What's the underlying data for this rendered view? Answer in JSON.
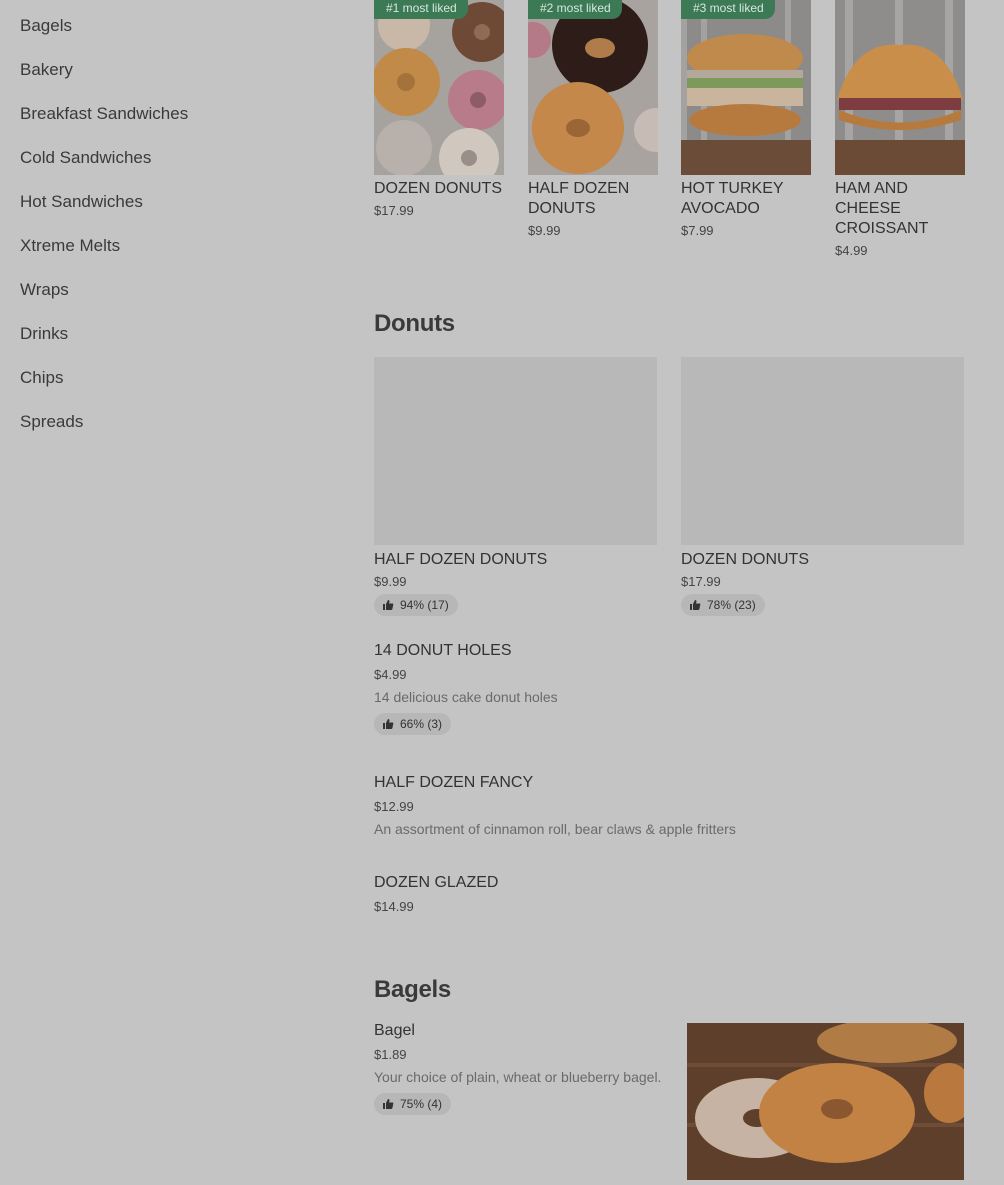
{
  "sidebar": {
    "items": [
      "Bagels",
      "Bakery",
      "Breakfast Sandwiches",
      "Cold Sandwiches",
      "Hot Sandwiches",
      "Xtreme Melts",
      "Wraps",
      "Drinks",
      "Chips",
      "Spreads"
    ]
  },
  "featured": [
    {
      "badge": "#1 most liked",
      "title": "DOZEN DONUTS",
      "price": "$17.99"
    },
    {
      "badge": "#2 most liked",
      "title": "HALF DOZEN DONUTS",
      "price": "$9.99"
    },
    {
      "badge": "#3 most liked",
      "title": "HOT TURKEY AVOCADO",
      "price": "$7.99"
    },
    {
      "badge": "",
      "title": "HAM AND CHEESE CROISSANT",
      "price": "$4.99"
    }
  ],
  "donuts": {
    "title": "Donuts",
    "cards": [
      {
        "title": "HALF DOZEN DONUTS",
        "price": "$9.99",
        "rating": "94% (17)"
      },
      {
        "title": "DOZEN DONUTS",
        "price": "$17.99",
        "rating": "78% (23)"
      }
    ],
    "list": [
      {
        "title": "14 DONUT HOLES",
        "price": "$4.99",
        "desc": "14 delicious cake donut holes",
        "rating": "66% (3)"
      },
      {
        "title": "HALF DOZEN FANCY",
        "price": "$12.99",
        "desc": "An assortment of cinnamon roll, bear claws & apple fritters"
      },
      {
        "title": "DOZEN GLAZED",
        "price": "$14.99"
      }
    ]
  },
  "bagels": {
    "title": "Bagels",
    "item": {
      "title": "Bagel",
      "price": "$1.89",
      "desc": "Your choice of plain, wheat or blueberry bagel.",
      "rating": "75% (4)"
    }
  }
}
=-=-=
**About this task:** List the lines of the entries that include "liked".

**Task output:**
      "badge": "#1 most liked",
      "badge": "#2 most liked",
      "badge": "#3 most liked",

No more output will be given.